(Beginning of Source data)

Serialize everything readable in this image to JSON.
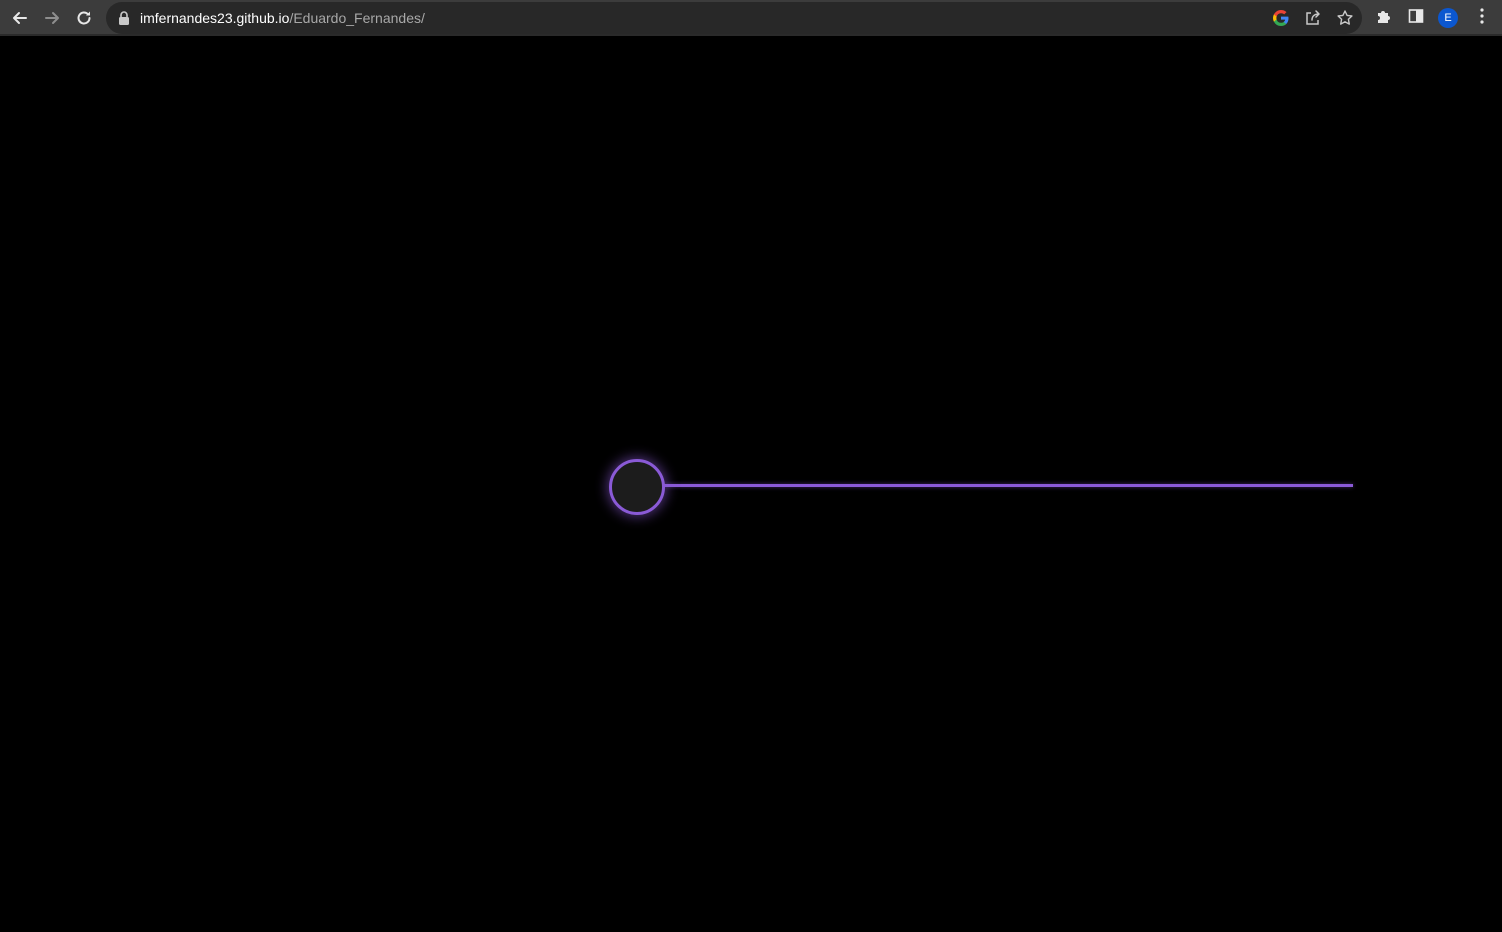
{
  "browser": {
    "url_host": "imfernandes23.github.io",
    "url_path": "/Eduardo_Fernandes/",
    "profile_initial": "E",
    "icons": {
      "back": "arrow-left-icon",
      "forward": "arrow-right-icon",
      "reload": "reload-icon",
      "lock": "lock-icon",
      "google": "google-icon",
      "share": "share-icon",
      "bookmark": "star-icon",
      "extensions": "puzzle-icon",
      "side_panel": "side-panel-icon",
      "menu": "kebab-menu-icon"
    },
    "colors": {
      "toolbar": "#3c3c3c",
      "omnibox": "#282828",
      "avatar": "#0b57d0"
    }
  },
  "page": {
    "background": "#000000",
    "accent": "#8a5ad6",
    "slider_value_fraction": 0.0
  }
}
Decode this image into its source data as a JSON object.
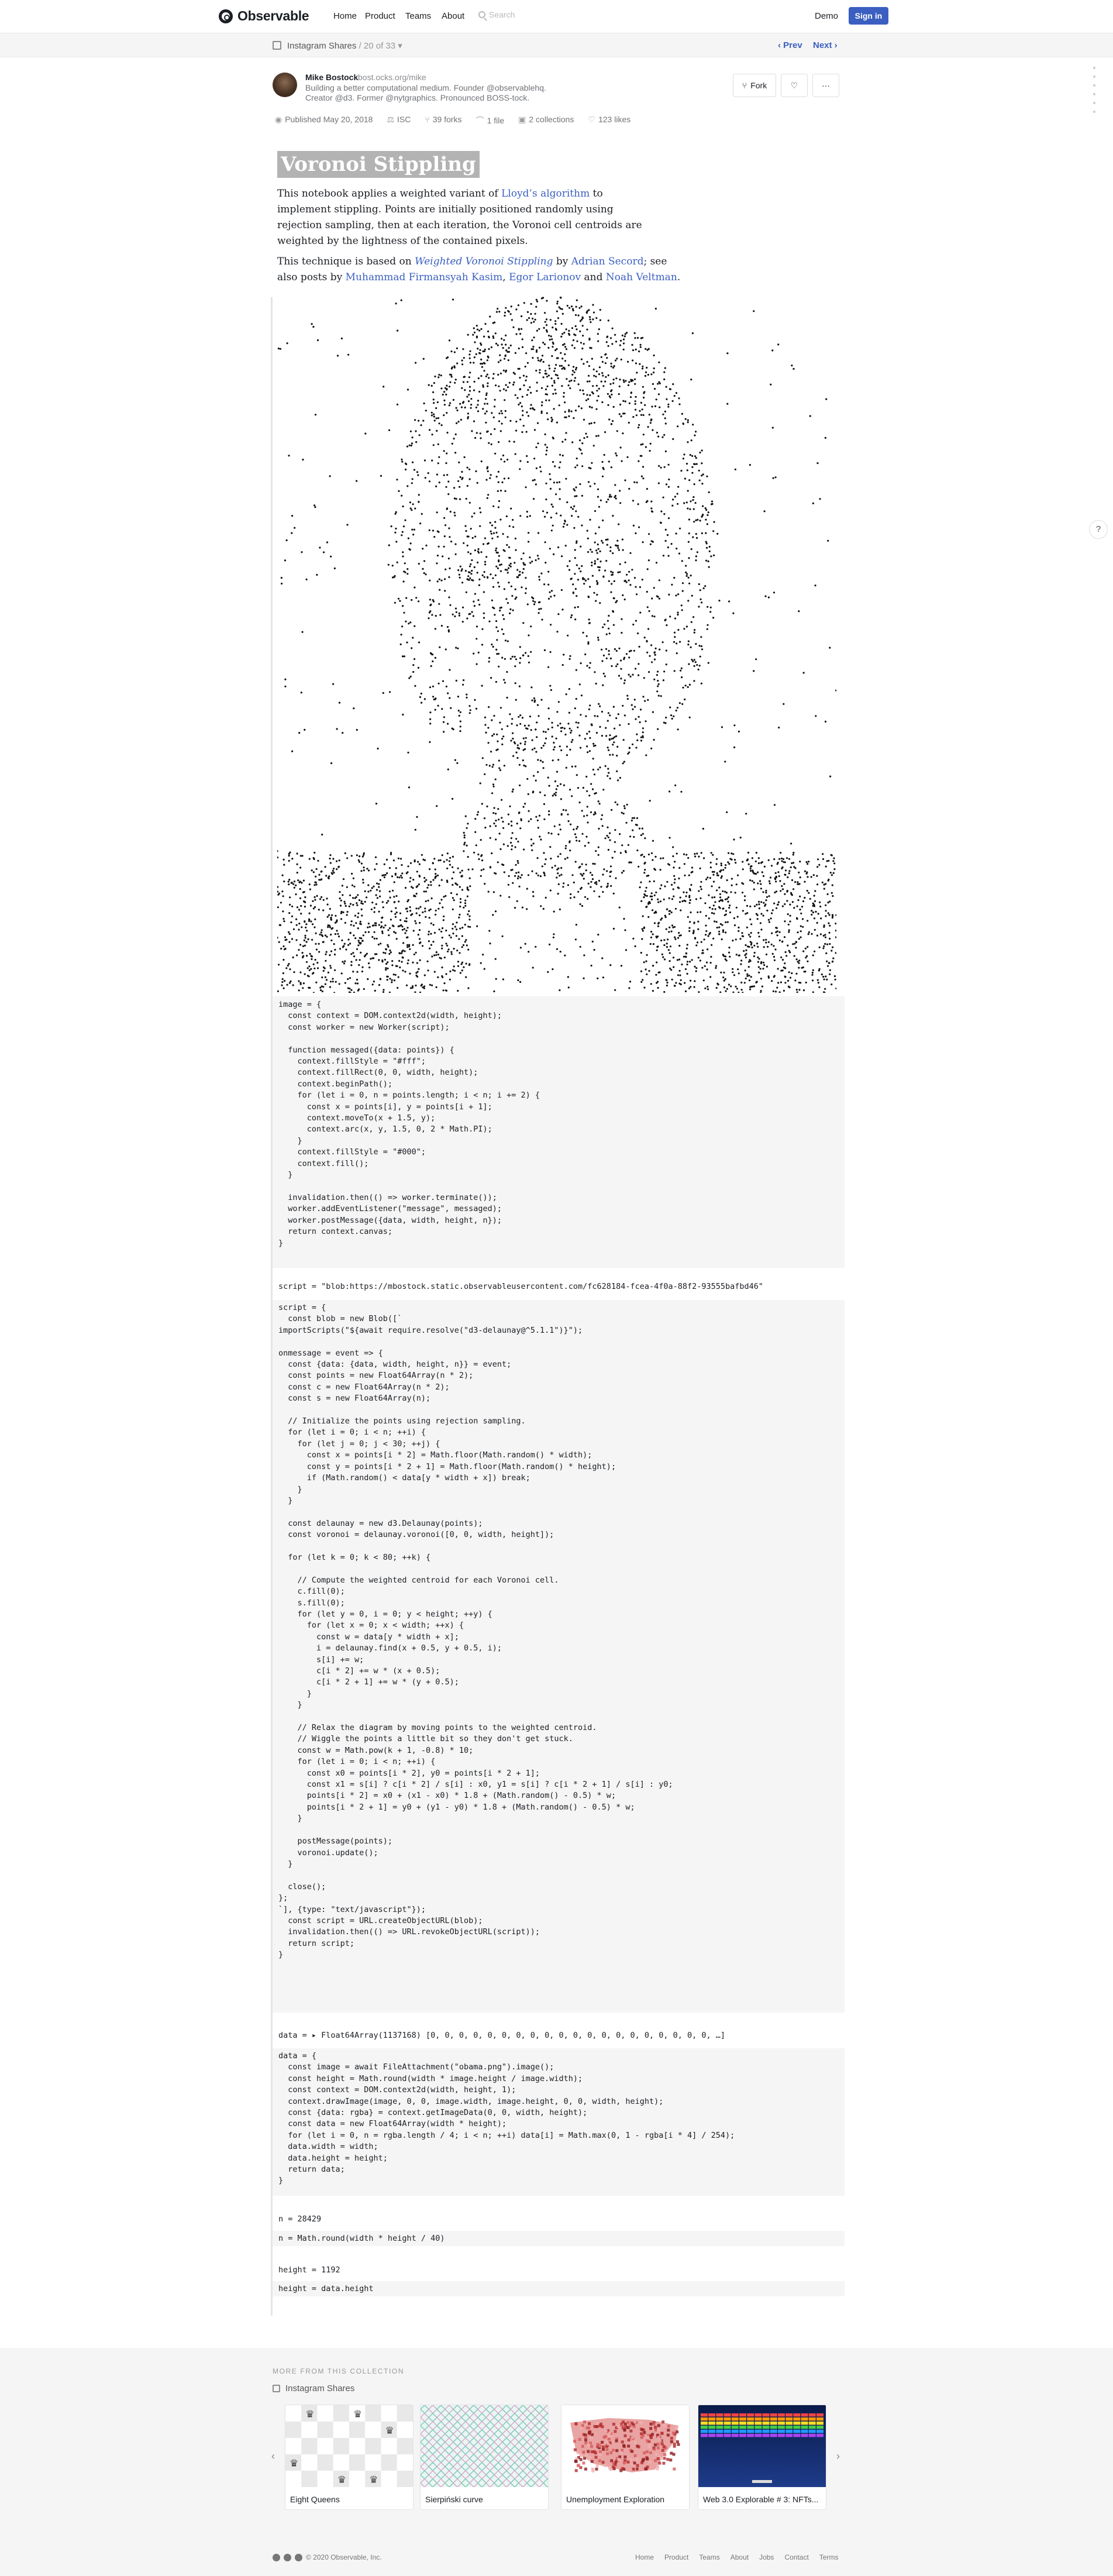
{
  "nav": {
    "brand": "Observable",
    "links": [
      "Home",
      "Product",
      "Teams",
      "About"
    ],
    "search_placeholder": "Search",
    "demo": "Demo",
    "signin": "Sign in"
  },
  "collection": {
    "name": "Instagram Shares",
    "position": "/ 20 of 33",
    "prev": "‹ Prev",
    "next": "Next ›"
  },
  "author": {
    "name": "Mike Bostock",
    "site": "bost.ocks.org/mike",
    "bio1": "Building a better computational medium. Founder @observablehq.",
    "bio2": "Creator @d3. Former @nytgraphics. Pronounced BOSS-tock."
  },
  "actions": {
    "fork": "Fork"
  },
  "meta": {
    "published": "Published May 20, 2018",
    "license": "ISC",
    "forks": "39 forks",
    "files": "1 file",
    "collections": "2 collections",
    "likes": "123 likes"
  },
  "notebook": {
    "title": "Voronoi Stippling",
    "p1_a": "This notebook applies a weighted variant of ",
    "p1_link": "Lloyd’s algorithm",
    "p1_b": " to implement stippling. Points are initially positioned randomly using rejection sampling, then at each iteration, the Voronoi cell centroids are weighted by the lightness of the contained pixels.",
    "p2_a": "This technique is based on ",
    "p2_link1": "Weighted Voronoi Stippling",
    "p2_b": " by ",
    "p2_link2": "Adrian Secord",
    "p2_c": "; see also posts by ",
    "p2_link3": "Muhammad Firmansyah Kasim",
    "p2_d": ", ",
    "p2_link4": "Egor Larionov",
    "p2_e": " and ",
    "p2_link5": "Noah Veltman",
    "p2_f": "."
  },
  "cells": {
    "image_code": "image = {\n  const context = DOM.context2d(width, height);\n  const worker = new Worker(script);\n\n  function messaged({data: points}) {\n    context.fillStyle = \"#fff\";\n    context.fillRect(0, 0, width, height);\n    context.beginPath();\n    for (let i = 0, n = points.length; i < n; i += 2) {\n      const x = points[i], y = points[i + 1];\n      context.moveTo(x + 1.5, y);\n      context.arc(x, y, 1.5, 0, 2 * Math.PI);\n    }\n    context.fillStyle = \"#000\";\n    context.fill();\n  }\n\n  invalidation.then(() => worker.terminate());\n  worker.addEventListener(\"message\", messaged);\n  worker.postMessage({data, width, height, n});\n  return context.canvas;\n}",
    "script_output": "script = \"blob:https://mbostock.static.observableusercontent.com/fc628184-fcea-4f0a-88f2-93555bafbd46\"",
    "script_code": "script = {\n  const blob = new Blob([`\nimportScripts(\"${await require.resolve(\"d3-delaunay@^5.1.1\")}\");\n\nonmessage = event => {\n  const {data: {data, width, height, n}} = event;\n  const points = new Float64Array(n * 2);\n  const c = new Float64Array(n * 2);\n  const s = new Float64Array(n);\n\n  // Initialize the points using rejection sampling.\n  for (let i = 0; i < n; ++i) {\n    for (let j = 0; j < 30; ++j) {\n      const x = points[i * 2] = Math.floor(Math.random() * width);\n      const y = points[i * 2 + 1] = Math.floor(Math.random() * height);\n      if (Math.random() < data[y * width + x]) break;\n    }\n  }\n\n  const delaunay = new d3.Delaunay(points);\n  const voronoi = delaunay.voronoi([0, 0, width, height]);\n\n  for (let k = 0; k < 80; ++k) {\n\n    // Compute the weighted centroid for each Voronoi cell.\n    c.fill(0);\n    s.fill(0);\n    for (let y = 0, i = 0; y < height; ++y) {\n      for (let x = 0; x < width; ++x) {\n        const w = data[y * width + x];\n        i = delaunay.find(x + 0.5, y + 0.5, i);\n        s[i] += w;\n        c[i * 2] += w * (x + 0.5);\n        c[i * 2 + 1] += w * (y + 0.5);\n      }\n    }\n\n    // Relax the diagram by moving points to the weighted centroid.\n    // Wiggle the points a little bit so they don't get stuck.\n    const w = Math.pow(k + 1, -0.8) * 10;\n    for (let i = 0; i < n; ++i) {\n      const x0 = points[i * 2], y0 = points[i * 2 + 1];\n      const x1 = s[i] ? c[i * 2] / s[i] : x0, y1 = s[i] ? c[i * 2 + 1] / s[i] : y0;\n      points[i * 2] = x0 + (x1 - x0) * 1.8 + (Math.random() - 0.5) * w;\n      points[i * 2 + 1] = y0 + (y1 - y0) * 1.8 + (Math.random() - 0.5) * w;\n    }\n\n    postMessage(points);\n    voronoi.update();\n  }\n\n  close();\n};\n`], {type: \"text/javascript\"});\n  const script = URL.createObjectURL(blob);\n  invalidation.then(() => URL.revokeObjectURL(script));\n  return script;\n}",
    "data_output": "data = ▸ Float64Array(1137168) [0, 0, 0, 0, 0, 0, 0, 0, 0, 0, 0, 0, 0, 0, 0, 0, 0, 0, 0, 0, …]",
    "data_code": "data = {\n  const image = await FileAttachment(\"obama.png\").image();\n  const height = Math.round(width * image.height / image.width);\n  const context = DOM.context2d(width, height, 1);\n  context.drawImage(image, 0, 0, image.width, image.height, 0, 0, width, height);\n  const {data: rgba} = context.getImageData(0, 0, width, height);\n  const data = new Float64Array(width * height);\n  for (let i = 0, n = rgba.length / 4; i < n; ++i) data[i] = Math.max(0, 1 - rgba[i * 4] / 254);\n  data.width = width;\n  data.height = height;\n  return data;\n}",
    "n_output": "n = 28429",
    "n_code": "n = Math.round(width * height / 40)",
    "height_output": "height = 1192",
    "height_code": "height = data.height"
  },
  "more": {
    "label": "MORE FROM THIS COLLECTION",
    "collection": "Instagram Shares",
    "cards": [
      "Eight Queens",
      "Sierpiński curve",
      "Unemployment Exploration",
      "Web 3.0 Explorable # 3: NFTs..."
    ]
  },
  "footer": {
    "copyright": "© 2020 Observable, Inc.",
    "links": [
      "Home",
      "Product",
      "Teams",
      "About",
      "Jobs",
      "Contact",
      "Terms"
    ]
  }
}
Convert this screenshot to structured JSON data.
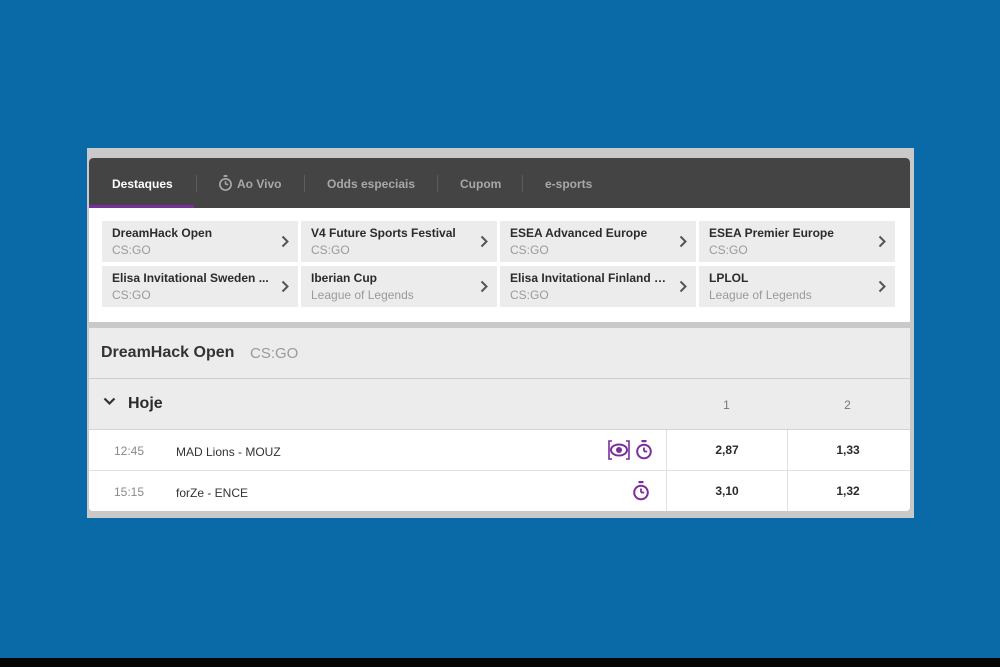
{
  "nav": {
    "tabs": [
      {
        "label": "Destaques",
        "active": true
      },
      {
        "label": "Ao Vivo",
        "icon": "stopwatch-icon"
      },
      {
        "label": "Odds especiais"
      },
      {
        "label": "Cupom"
      },
      {
        "label": "e-sports"
      }
    ]
  },
  "highlights": [
    {
      "name": "DreamHack Open",
      "sport": "CS:GO"
    },
    {
      "name": "V4 Future Sports Festival",
      "sport": "CS:GO"
    },
    {
      "name": "ESEA Advanced Europe",
      "sport": "CS:GO"
    },
    {
      "name": "ESEA Premier Europe",
      "sport": "CS:GO"
    },
    {
      "name": "Elisa Invitational Sweden ...",
      "sport": "CS:GO"
    },
    {
      "name": "Iberian Cup",
      "sport": "League of Legends"
    },
    {
      "name": "Elisa Invitational Finland Q...",
      "sport": "CS:GO"
    },
    {
      "name": "LPLOL",
      "sport": "League of Legends"
    }
  ],
  "league": {
    "title": "DreamHack Open",
    "sport": "CS:GO"
  },
  "day": {
    "label": "Hoje",
    "col1": "1",
    "col2": "2"
  },
  "matches": [
    {
      "time": "12:45",
      "teams": "MAD Lions  - MOUZ",
      "odd1": "2,87",
      "odd2": "1,33",
      "icons": [
        "live-stream-icon",
        "stopwatch-icon"
      ]
    },
    {
      "time": "15:15",
      "teams": "forZe  - ENCE",
      "odd1": "3,10",
      "odd2": "1,32",
      "icons": [
        "stopwatch-icon"
      ]
    }
  ],
  "colors": {
    "background": "#0a6aa8",
    "nav": "#444444",
    "accent": "#7a2e9c",
    "card": "#ececec"
  }
}
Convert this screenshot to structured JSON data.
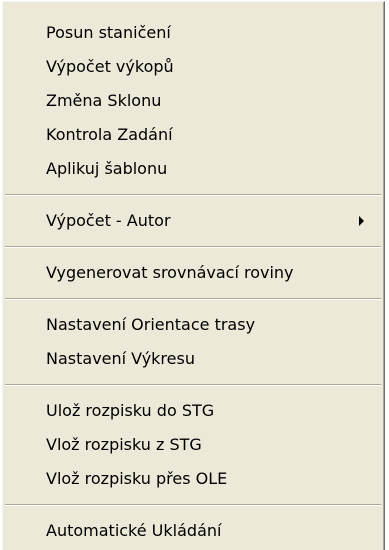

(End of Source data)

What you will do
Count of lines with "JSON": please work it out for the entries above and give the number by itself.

Answer section
4